**Goal of the exercise:** What you return should be the lines of the data containing "right", each in full.

(Component data from apps and pages)
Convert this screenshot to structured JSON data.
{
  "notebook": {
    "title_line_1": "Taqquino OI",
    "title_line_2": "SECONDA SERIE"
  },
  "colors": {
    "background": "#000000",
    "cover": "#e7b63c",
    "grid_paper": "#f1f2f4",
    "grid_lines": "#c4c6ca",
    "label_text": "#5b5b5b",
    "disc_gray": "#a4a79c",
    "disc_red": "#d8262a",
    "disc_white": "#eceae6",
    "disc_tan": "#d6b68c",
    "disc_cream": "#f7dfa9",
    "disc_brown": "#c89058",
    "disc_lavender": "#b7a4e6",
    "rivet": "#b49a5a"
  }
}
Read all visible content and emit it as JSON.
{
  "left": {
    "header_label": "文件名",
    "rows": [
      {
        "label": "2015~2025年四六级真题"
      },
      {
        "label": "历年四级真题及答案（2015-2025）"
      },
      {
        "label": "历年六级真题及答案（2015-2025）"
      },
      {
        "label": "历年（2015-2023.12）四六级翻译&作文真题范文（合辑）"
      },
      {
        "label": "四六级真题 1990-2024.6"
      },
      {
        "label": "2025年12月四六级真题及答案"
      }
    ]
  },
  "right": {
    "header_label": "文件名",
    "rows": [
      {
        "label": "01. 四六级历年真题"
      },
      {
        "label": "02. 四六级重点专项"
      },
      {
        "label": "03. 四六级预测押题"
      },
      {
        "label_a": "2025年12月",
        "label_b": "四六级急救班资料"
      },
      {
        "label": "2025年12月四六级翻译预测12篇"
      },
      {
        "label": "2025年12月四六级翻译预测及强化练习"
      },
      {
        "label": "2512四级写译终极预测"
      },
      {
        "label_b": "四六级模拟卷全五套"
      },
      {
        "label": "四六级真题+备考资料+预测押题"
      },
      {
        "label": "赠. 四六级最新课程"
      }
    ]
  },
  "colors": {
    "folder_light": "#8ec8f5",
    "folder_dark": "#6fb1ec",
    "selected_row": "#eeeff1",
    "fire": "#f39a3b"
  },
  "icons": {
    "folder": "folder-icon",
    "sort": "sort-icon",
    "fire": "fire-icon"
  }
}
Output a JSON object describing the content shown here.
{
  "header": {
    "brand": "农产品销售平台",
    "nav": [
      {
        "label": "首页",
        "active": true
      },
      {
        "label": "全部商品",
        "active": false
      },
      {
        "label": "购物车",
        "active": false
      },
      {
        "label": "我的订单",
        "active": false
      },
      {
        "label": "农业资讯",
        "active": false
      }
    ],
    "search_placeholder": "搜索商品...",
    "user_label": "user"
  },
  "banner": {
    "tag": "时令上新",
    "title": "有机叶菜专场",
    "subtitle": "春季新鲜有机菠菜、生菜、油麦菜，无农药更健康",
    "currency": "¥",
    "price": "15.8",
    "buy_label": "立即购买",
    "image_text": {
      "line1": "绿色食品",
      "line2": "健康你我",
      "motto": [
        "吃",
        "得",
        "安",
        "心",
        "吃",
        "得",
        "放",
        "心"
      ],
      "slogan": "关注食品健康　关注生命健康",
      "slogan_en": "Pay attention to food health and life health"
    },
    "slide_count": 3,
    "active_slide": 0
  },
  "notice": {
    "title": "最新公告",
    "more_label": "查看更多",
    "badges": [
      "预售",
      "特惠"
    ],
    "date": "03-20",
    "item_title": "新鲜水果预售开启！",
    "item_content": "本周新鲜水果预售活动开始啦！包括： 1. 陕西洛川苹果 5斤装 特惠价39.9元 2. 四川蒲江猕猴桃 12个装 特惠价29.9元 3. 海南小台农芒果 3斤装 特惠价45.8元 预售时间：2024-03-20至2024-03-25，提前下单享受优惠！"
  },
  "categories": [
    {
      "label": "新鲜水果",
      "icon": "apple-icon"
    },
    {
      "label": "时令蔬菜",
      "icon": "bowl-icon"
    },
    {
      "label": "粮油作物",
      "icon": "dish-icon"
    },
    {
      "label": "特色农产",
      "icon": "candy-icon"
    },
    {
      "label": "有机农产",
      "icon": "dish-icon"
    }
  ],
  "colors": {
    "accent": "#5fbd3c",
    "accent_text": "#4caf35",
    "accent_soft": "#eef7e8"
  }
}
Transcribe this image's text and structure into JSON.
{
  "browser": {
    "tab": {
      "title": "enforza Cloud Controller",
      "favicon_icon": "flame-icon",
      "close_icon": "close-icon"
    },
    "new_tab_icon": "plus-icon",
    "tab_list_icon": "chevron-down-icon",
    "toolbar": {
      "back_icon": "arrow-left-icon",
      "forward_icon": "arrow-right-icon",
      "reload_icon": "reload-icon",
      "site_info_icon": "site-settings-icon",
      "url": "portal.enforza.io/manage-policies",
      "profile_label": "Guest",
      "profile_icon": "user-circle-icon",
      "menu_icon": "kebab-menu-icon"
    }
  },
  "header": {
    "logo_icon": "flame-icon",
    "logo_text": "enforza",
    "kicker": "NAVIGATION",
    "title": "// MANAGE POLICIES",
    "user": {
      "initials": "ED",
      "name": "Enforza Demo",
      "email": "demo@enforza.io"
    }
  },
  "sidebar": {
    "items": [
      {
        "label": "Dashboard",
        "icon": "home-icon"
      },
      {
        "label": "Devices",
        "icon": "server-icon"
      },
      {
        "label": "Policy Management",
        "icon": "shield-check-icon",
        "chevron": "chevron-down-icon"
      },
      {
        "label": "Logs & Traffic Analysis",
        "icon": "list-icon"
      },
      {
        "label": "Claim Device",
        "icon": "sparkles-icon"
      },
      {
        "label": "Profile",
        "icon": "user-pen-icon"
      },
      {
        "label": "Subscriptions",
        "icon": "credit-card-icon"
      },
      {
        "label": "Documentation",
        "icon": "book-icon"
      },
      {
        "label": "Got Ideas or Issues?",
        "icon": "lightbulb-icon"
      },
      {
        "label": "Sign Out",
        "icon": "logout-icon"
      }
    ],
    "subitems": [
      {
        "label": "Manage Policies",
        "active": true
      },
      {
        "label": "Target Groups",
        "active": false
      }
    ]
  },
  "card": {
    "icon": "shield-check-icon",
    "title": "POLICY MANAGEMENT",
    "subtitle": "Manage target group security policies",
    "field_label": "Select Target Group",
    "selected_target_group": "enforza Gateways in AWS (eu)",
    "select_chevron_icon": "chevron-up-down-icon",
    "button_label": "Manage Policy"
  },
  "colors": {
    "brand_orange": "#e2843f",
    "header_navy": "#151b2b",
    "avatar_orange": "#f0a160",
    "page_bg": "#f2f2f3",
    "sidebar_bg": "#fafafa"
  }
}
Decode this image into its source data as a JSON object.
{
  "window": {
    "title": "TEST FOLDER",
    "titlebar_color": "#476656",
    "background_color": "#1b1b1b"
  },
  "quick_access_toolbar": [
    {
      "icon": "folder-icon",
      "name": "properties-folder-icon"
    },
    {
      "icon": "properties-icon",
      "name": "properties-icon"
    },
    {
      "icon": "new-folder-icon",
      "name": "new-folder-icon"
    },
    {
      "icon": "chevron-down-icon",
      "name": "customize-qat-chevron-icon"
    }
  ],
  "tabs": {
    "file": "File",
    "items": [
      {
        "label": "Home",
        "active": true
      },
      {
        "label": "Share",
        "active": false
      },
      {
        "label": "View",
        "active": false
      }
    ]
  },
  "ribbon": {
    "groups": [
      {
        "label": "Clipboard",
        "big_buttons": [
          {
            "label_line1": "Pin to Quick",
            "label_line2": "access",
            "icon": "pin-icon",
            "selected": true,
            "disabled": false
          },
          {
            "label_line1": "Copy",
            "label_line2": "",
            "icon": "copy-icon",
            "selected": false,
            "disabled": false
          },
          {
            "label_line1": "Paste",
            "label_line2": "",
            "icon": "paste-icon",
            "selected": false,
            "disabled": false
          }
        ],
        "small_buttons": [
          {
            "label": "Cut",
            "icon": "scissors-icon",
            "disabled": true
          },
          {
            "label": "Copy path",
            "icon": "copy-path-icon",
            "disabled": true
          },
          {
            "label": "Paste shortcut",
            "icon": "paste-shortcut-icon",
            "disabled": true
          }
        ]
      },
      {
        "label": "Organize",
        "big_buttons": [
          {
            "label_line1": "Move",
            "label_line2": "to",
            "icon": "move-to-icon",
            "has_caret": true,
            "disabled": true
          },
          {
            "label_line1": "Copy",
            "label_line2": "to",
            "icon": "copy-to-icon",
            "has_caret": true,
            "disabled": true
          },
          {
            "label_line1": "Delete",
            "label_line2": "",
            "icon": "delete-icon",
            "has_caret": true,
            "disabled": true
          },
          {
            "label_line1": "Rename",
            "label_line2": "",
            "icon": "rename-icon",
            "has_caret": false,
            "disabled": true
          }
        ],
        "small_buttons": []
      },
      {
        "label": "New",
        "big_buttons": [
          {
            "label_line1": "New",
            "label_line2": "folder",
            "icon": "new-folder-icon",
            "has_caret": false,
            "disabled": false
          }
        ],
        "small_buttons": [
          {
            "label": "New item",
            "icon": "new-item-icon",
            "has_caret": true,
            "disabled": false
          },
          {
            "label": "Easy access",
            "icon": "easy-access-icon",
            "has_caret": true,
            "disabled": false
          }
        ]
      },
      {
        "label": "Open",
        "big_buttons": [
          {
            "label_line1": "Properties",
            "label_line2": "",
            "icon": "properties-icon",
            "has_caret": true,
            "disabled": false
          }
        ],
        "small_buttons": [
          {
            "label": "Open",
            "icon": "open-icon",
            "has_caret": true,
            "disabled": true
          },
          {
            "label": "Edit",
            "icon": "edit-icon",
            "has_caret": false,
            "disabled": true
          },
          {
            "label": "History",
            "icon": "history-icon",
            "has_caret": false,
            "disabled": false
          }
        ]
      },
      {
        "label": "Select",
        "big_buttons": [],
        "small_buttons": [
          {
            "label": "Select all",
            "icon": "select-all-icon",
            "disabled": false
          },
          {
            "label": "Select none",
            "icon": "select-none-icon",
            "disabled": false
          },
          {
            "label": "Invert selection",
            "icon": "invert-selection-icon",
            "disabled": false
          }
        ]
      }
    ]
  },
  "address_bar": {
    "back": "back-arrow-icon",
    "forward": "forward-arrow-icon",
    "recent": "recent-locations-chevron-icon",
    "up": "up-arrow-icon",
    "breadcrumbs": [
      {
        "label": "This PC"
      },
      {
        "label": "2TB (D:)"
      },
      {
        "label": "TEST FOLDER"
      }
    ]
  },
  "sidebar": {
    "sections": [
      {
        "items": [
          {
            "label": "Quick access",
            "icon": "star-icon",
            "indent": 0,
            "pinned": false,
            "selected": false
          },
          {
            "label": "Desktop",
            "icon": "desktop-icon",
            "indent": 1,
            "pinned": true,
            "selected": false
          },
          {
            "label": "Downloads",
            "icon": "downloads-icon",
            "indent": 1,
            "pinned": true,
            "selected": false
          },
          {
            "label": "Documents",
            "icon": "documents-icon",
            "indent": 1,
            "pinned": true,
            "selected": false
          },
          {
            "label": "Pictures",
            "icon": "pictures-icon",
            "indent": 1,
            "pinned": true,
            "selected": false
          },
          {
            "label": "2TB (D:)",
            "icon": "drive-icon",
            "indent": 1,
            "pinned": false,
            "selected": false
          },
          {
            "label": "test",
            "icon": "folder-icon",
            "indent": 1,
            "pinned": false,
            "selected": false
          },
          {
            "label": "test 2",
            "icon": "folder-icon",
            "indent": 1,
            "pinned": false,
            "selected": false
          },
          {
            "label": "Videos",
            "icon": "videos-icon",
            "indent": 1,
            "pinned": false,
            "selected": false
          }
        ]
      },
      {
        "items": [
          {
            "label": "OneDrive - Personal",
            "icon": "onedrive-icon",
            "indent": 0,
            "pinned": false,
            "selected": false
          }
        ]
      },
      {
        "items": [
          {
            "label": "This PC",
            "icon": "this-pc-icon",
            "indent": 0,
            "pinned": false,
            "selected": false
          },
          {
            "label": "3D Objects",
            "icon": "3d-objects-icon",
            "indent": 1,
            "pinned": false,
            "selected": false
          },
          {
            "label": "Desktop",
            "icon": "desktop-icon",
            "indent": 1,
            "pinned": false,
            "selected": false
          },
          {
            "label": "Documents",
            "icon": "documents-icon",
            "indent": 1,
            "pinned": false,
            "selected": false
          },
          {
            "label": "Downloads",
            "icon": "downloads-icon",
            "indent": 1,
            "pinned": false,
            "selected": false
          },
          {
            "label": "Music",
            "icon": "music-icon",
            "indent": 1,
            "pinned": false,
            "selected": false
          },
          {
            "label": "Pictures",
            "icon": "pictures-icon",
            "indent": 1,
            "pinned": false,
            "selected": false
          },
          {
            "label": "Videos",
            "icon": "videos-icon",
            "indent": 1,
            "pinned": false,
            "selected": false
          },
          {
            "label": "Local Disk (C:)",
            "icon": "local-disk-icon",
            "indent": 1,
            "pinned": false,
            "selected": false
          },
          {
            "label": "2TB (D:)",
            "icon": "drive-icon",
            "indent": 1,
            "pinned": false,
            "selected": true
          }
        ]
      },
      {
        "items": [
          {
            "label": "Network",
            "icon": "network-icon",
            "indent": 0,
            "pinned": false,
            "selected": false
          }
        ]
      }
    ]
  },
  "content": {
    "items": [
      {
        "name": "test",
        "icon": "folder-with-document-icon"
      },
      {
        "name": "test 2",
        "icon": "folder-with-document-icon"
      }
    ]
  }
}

**Exercise result:**
  "right": {
      "forward_icon": "arrow-right-icon",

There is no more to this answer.